thomas-hart-benton-slave-master-with-slaves-study-for-the-american-historical-epic
This crayon with pencil and ink on paper by American painter Thomas Hart Benton (1889-1975), titled Slave Master with Slaves (Study for The American Historical Epic), circa 1926, realized $35,000 at a December 2013 Heritage auction.

By Jim O’Neal

Slavery was the great exception to the rule of liberty proclaimed in the Declaration of Independence and established in the U.S. Constitution. The first African slaves (about 40 in all) were brought to the North American colony of Jamestown, Va., in 1619 to aid in the production of lucrative crops like tobacco.

By the time of America’s founding, the number had grown to 500,000, mostly in the five southernmost states. Slavery was never widespread in the North, but many profited indirectly by the practice. Between 1774 and 1804, all of the northern states had abolished slavery, but the “peculiar institution” remained absolutely vital to the South.

Even as the U.S. Congress outlawed the African slave trade in 1808, domestic trade flourished, and the slave population more than tripled over the next 50 years. By 1860, it was up to 4 million, primarily in cotton-production areas of the South.
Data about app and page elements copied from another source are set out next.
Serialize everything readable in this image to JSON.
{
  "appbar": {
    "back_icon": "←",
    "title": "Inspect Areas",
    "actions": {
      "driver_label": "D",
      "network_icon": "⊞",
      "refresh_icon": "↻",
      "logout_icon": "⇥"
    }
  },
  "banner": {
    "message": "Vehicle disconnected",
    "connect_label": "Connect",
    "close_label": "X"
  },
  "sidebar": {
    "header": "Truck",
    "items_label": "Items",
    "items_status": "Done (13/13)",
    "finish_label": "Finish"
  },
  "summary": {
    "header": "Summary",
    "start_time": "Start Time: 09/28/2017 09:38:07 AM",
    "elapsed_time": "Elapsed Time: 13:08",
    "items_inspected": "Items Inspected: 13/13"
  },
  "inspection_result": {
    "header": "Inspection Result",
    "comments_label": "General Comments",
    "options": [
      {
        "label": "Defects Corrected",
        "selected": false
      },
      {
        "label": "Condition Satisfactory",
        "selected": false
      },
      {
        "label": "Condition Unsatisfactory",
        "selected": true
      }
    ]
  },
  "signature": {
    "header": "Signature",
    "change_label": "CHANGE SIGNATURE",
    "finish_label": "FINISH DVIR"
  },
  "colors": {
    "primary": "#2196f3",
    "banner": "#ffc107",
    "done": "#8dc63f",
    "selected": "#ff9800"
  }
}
One naive hope had been that slavery would slowly die as a simple matter of business economics. In 1776, Adam Smith (The Wealth of Nations) argued that the plantation system was uneconomic since slave labor cost more to maintain than laborers paid a competitive wage. But, in 1793, Eli Whitney invented the cotton gin, making slave-based production lower in cost. The insatiable demand for cotton from Europe was irresistible to the southern agrarian-based economy.

Overlooked in all of this was a brilliant insight by Smith. He noted that slavery ended in the Middle Ages in Europe only after the state and church became separate and strongly independent. His insight was that it is nearly impossible to end slavery in free, democratic forms of government, primarily because many of the legislators would also be slave owners and unlikely to act in ways that were not in their best interest.

Similar arguments later appear in the works of French philosopher Auguste Comte, known for his ideas regarding the “separation of the spiritual and the temporal.”

That was exactly the situation in the United States since many of the founders – most notably George Washington, Thomas Jefferson and James Madison – owned slaves and the South had always been dominated by self-interest. The obvious implication is that war was not only probable, but inevitable and unavoidable.

So the inexorable forces of profit versus human rights continued to accelerate, with only pauses, as the deeply conflicted country tried to find compromises (e.g. 1820) that simply delayed the inevitability of war. Kick-the-can strategies never achieve anything except temporary lulls.

Quite predictably, ours required a bloody civil war to (finally) reconcile the Constitution and an insidious practice of slavery that violated every principle that men of goodwill supported.

Both Smith and Comte tried to warn us, but their theories did not include any useful solutions, except perhaps to implement a kingdom … the very thing we were fleeing.

Even after 620,000 lives were lost in the Civil War, a number that exceeds all our other conflicts combined … and with the passage of 150 years … we are still struggling with race and inequality as our legislators try to find compromises.

Jim O'NielIntelligent Collector blogger JIM O’NEAL is an avid collector and history buff. He is President and CEO of Frito-Lay International [retired] and earlier served as Chairman and CEO of PepsiCo Restaurants International [KFC Pizza Hut and Taco Bell].